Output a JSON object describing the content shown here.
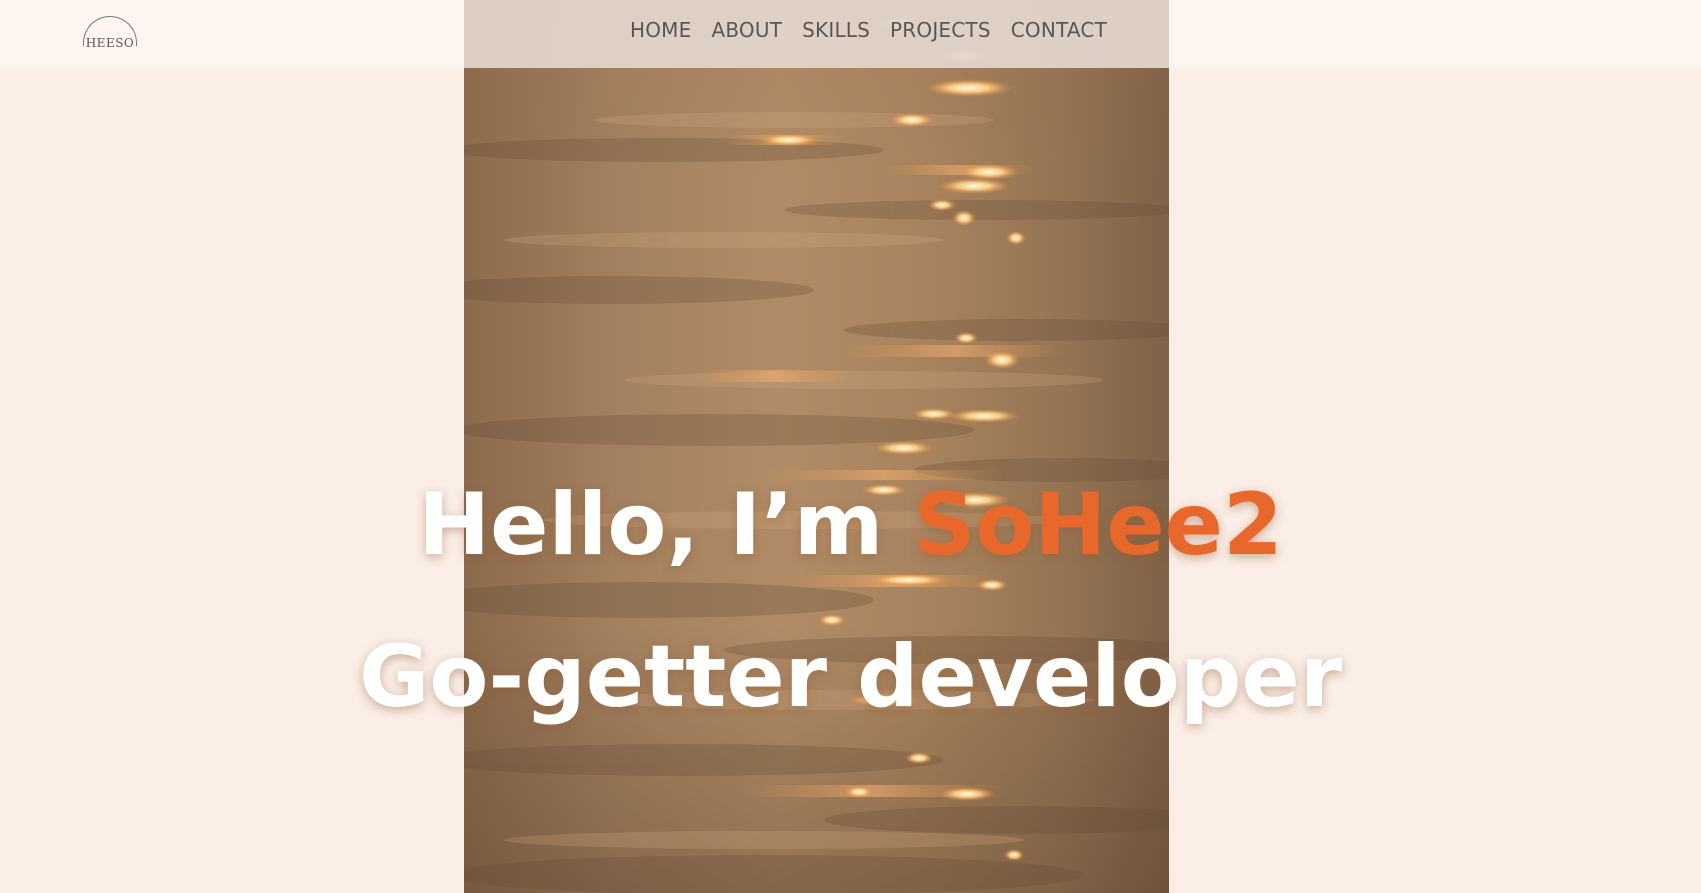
{
  "logo": {
    "text": "HEESO",
    "icon": "arc-logo-icon"
  },
  "nav": {
    "items": [
      {
        "label": "HOME"
      },
      {
        "label": "ABOUT"
      },
      {
        "label": "SKILLS"
      },
      {
        "label": "PROJECTS"
      },
      {
        "label": "CONTACT"
      }
    ]
  },
  "hero": {
    "greeting": "Hello, I’m ",
    "name": "SoHee2",
    "tagline": "Go-getter developer",
    "image": "sunlit-water-photo"
  },
  "colors": {
    "background": "#faeee6",
    "accent": "#e8682c",
    "nav_text": "#5b5652",
    "heading": "#ffffff"
  }
}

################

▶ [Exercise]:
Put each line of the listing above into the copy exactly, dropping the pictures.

▶ [Task solution]:
Output a JSON object describing the content shown here.
{
  "logo": {
    "text": "HEESO",
    "icon": "arc-logo-icon"
  },
  "nav": {
    "items": [
      {
        "label": "HOME"
      },
      {
        "label": "ABOUT"
      },
      {
        "label": "SKILLS"
      },
      {
        "label": "PROJECTS"
      },
      {
        "label": "CONTACT"
      }
    ]
  },
  "hero": {
    "greeting": "Hello, I’m ",
    "name": "SoHee2",
    "tagline": "Go-getter developer",
    "image": "sunlit-water-photo"
  },
  "colors": {
    "background": "#faeee6",
    "accent": "#e8682c",
    "nav_text": "#5b5652",
    "heading": "#ffffff"
  }
}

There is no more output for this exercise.